  • Le opere di m. Giovanni Rucellai: ora per la prima volta in un volume raccolte, e con somma diligenza ristampate. In Padova: Appresso Giuseppe Comino, 1772. The first collected edition.

References Edit

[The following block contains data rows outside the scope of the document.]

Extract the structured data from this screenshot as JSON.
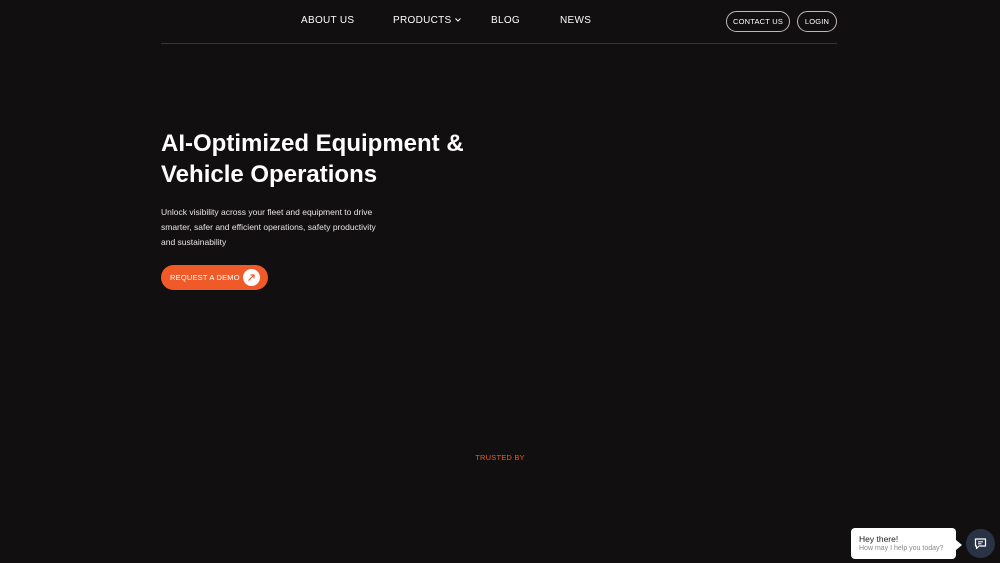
{
  "nav": {
    "about": "ABOUT US",
    "products": "PRODUCTS",
    "blog": "BLOG",
    "news": "NEWS",
    "contact": "CONTACT US",
    "login": "LOGIN"
  },
  "hero": {
    "title_line1": "AI-Optimized Equipment &",
    "title_line2": "Vehicle Operations",
    "desc_line1": "Unlock visibility across your fleet and equipment to drive",
    "desc_line2": "smarter, safer and efficient operations, safety productivity",
    "desc_line3": "and sustainability",
    "cta_label": "REQUEST A DEMO",
    "cta_icon": "arrow-up-right-icon"
  },
  "trusted": {
    "label": "TRUSTED BY"
  },
  "chat": {
    "title": "Hey there!",
    "subtitle": "How may I help you today?",
    "launcher_icon": "chat-icon"
  },
  "colors": {
    "background": "#120f10",
    "accent": "#f05a28",
    "launcher": "#2a3346"
  }
}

  1. ^ a b c d e [Apostolo Zeno, Piercaterino Zeno] (1721) Giornale de' letterati d'Italia, Tomo trentesimoterzo, parte I (volume 33, part 1). In Venezia MDCCXXI: Appresso Gio. Gabbriello Hertz. Con licenza de' superiori, e privilegio anche di N.S. Clemente XI. (in Italian) pp. 240–338. Accessed May 2013.
  2. ^ a b [Giovanni Pelli] (1772) Elogj degli uomini illustri toscani, volume 2. Lucca: [Allegrini]. (in Italian) pp. 253–59.
  3. ^ Aldo Mazzacane (1987). Decio, Filippo. Dizionario Biografico degli Italiani, Volume 33 (in Italian). Rome: Istituto della Enciclopedia Italiana. Accessed May 2013.
  4. ^ Alessandro Cecchi (1993) Un ritratto immaginario e celebrativo di Giovanni di Paolo Rucellai: Indagini e Ipotesi (in Italian). I Tatti Studies in the Italian Renaissance, The University of Chicago Press on behalf of Casa Editrice Leo S. Olschki s.r.l. and Villa I Tatti, The Harvard Center for Italian Renaissance Studies. 5:265-278. (subscription required)
  5. ^ Anthony M. Cummings (2004) The Maecenas and the Madrigalist: Patrons, Patronage, and the Origins of the Italian Madrigal. Philadelphia: American Philosophical Society. p. 46. Accessed May 2013.
  6. ^ Gian Giorgi Trissino (1529) Dialωgω del Trissinω intitulatω Il Castellanω: nel quale si tratta de la lingua Italiana. (in Italian, with Greek letters for the open vowels). [Vicenza]: [Tolomeo Ianiculo da Bressa].
  7. ^ Rucellài, Giovanni L'Enciclopedia Italiana (in Italian). Rome: Istituto della Enciclopedia Italiana. Accessed March 2013.
  8. ^ Benedetto Varchi (c. 1540), letter to Carlo di Ruberto Strozzi. Florence, Archivio di Stato di Firenze, Carte Strozziane I 136.
  9. ^ Bartolommeo Gamba (1839) Serie dei testi di lingua e di altre opere importanti nella italiana letteratura scritte dal secolo XIV al XIX. Fourth edition. Venezia: Gondoliere.
  10. ^ Giovanni Rucellai (1539) Le Api di M. Giovanni Rucellai gentilhuomo Fiorentino le quali compose in Roma de l'anno MDXXIIII essendo quivi castellano di Castel Sant' Angelo. [S.l.: s.n.] Full text digitised by Bayerische StaatsBibliothek
  11. ^ Mariella Zoppi ([1995] 2009) Storia del giardino europeo; History of the European garden Firenze: Alinea. p. 88.

External links Edit

  • Simonetta, Marcello (2017). "RUCELLAI, Giovanni". Dizionario Biografico degli Italiani, Volume 89: Rovereto–Salvemini (in Italian). Rome: Istituto dell'Enciclopedia Italiana. ISBN 978-8-81200032-6.